== ACTIVITY ==
Show every line from the data below that includes "apps".

Items listed in a dataset:
━━━━━━━━━━━━━━━━━━━━━━━━━━━━━━
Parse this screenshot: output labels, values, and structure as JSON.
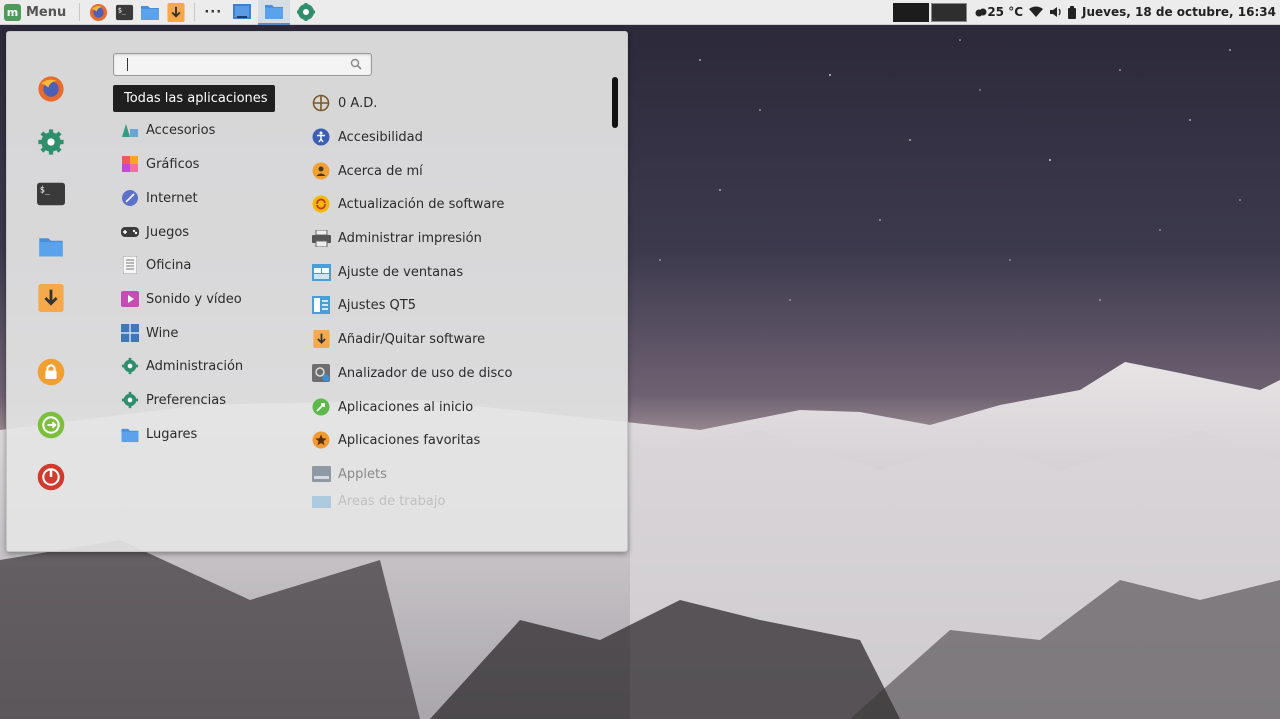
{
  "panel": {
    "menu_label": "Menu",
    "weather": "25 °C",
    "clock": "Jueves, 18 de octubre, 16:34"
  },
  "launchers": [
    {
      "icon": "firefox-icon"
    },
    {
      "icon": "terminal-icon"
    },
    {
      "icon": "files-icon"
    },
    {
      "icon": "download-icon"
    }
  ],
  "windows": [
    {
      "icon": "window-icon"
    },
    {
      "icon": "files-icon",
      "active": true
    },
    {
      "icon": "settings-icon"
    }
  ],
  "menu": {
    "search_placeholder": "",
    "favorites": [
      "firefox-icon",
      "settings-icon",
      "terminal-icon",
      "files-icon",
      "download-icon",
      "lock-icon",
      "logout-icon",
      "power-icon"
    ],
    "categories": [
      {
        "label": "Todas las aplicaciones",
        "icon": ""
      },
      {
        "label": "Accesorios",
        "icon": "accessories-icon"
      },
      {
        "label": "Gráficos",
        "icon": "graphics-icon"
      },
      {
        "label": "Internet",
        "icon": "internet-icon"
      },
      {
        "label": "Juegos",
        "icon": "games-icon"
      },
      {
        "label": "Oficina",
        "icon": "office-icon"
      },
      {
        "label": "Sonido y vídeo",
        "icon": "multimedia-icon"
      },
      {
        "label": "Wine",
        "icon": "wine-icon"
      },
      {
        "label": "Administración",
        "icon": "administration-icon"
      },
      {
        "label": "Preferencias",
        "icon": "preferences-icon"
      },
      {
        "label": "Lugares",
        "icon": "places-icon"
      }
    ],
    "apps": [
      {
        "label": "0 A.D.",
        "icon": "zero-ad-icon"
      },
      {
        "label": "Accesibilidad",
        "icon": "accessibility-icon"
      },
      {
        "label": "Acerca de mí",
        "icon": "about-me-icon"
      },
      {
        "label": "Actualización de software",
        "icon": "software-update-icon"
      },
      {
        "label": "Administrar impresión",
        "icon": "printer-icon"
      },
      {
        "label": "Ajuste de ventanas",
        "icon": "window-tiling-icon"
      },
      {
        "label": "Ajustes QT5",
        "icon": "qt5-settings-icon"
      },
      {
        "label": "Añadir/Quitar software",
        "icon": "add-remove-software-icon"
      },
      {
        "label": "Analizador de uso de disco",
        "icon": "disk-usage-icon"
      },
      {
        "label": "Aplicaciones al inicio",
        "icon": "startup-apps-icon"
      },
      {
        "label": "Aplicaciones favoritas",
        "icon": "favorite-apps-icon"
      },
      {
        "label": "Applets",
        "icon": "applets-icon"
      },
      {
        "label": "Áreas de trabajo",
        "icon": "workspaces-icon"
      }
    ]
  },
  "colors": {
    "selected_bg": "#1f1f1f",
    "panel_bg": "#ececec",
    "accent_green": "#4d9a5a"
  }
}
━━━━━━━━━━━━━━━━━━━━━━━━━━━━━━
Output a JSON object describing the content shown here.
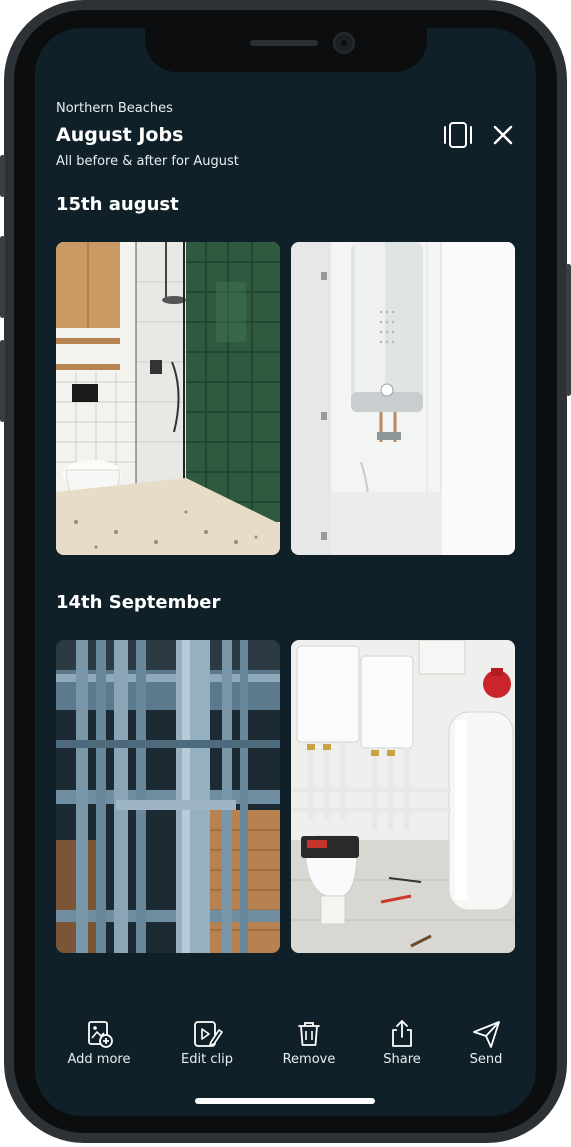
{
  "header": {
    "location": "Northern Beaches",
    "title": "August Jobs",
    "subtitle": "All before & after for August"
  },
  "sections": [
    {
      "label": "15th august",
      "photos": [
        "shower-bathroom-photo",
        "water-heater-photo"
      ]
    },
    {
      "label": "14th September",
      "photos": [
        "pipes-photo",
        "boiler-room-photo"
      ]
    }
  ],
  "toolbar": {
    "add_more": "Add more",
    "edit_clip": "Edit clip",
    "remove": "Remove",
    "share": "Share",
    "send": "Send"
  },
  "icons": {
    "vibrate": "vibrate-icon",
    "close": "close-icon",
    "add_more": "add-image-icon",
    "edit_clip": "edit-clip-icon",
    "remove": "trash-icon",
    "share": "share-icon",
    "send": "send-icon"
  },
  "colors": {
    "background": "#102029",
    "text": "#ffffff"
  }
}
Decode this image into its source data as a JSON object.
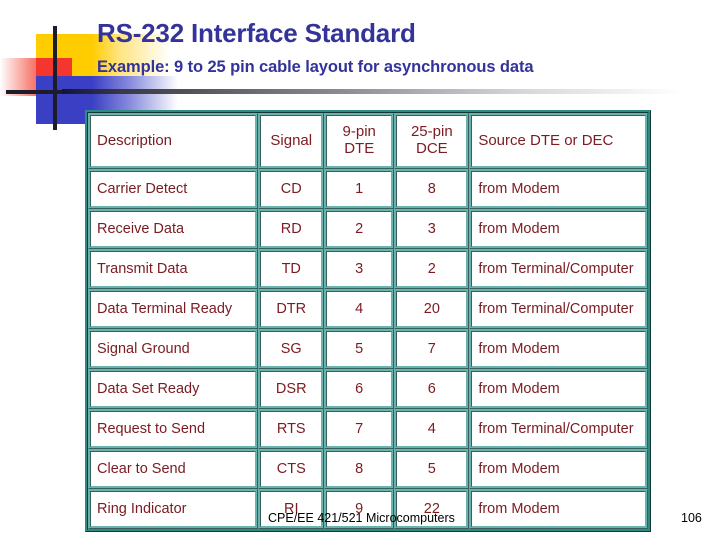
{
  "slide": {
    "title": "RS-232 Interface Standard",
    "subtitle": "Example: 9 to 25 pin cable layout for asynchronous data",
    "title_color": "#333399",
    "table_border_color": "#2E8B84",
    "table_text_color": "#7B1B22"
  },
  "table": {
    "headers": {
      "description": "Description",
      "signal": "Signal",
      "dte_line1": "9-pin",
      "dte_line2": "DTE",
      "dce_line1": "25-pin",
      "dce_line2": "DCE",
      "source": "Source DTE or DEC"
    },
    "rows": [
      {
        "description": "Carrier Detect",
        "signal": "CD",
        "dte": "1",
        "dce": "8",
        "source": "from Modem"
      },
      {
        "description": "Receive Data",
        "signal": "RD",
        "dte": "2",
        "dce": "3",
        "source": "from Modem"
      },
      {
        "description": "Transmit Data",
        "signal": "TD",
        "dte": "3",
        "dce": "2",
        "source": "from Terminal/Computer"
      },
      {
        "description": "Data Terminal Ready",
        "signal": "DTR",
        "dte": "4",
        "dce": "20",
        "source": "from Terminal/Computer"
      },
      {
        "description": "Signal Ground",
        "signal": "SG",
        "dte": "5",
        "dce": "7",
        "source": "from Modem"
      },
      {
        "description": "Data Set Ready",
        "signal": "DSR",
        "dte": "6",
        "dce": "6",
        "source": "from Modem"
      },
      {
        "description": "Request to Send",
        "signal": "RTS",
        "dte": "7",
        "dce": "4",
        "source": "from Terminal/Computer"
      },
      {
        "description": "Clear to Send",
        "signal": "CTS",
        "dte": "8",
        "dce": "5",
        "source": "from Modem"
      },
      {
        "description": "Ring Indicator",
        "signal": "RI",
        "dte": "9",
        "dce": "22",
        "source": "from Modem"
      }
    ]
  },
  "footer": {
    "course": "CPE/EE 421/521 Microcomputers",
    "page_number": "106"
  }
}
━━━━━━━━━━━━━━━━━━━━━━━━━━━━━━
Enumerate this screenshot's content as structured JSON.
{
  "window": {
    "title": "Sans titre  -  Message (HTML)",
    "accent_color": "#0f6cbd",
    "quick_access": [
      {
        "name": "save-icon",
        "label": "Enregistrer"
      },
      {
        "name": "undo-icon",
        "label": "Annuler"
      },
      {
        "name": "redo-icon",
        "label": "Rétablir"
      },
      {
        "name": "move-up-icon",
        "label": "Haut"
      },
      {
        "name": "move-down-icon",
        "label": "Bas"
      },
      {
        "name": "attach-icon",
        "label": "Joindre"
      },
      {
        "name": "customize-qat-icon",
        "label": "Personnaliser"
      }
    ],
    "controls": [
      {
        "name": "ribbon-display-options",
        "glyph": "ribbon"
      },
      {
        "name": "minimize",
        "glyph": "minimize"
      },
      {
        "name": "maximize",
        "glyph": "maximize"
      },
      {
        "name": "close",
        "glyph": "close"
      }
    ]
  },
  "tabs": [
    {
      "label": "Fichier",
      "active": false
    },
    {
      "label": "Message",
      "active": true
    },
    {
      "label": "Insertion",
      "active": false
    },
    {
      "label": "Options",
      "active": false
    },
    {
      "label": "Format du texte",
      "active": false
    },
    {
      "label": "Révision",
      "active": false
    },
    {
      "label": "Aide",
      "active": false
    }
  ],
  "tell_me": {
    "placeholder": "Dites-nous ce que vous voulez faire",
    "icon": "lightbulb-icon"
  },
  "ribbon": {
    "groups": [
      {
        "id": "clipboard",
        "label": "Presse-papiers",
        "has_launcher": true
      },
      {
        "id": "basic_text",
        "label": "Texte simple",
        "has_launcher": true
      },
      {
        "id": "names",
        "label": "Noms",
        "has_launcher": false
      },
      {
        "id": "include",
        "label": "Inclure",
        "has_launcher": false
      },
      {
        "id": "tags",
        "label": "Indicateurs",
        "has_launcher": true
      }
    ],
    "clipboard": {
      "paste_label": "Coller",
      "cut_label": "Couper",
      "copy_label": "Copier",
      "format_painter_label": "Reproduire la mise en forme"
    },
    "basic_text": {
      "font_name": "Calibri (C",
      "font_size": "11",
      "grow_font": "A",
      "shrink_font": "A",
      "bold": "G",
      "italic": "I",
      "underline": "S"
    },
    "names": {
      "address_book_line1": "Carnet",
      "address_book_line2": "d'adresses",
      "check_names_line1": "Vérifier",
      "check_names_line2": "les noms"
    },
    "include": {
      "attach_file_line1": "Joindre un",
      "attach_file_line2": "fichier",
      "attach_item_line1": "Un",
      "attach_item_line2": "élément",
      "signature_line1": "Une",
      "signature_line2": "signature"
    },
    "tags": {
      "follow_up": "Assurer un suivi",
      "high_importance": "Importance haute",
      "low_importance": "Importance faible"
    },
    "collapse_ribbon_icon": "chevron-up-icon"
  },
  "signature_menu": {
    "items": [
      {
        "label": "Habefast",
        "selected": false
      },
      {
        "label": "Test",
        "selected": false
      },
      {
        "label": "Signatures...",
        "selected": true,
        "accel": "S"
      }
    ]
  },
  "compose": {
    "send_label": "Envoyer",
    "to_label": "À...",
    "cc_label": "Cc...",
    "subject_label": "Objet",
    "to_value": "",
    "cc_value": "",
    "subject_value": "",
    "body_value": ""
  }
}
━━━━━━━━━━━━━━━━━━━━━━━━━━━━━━
== OUTPUT OF THE EXERCISE ==
    "apps": [
        "icon": "startup-apps-icon"
        "icon": "favorite-apps-icon"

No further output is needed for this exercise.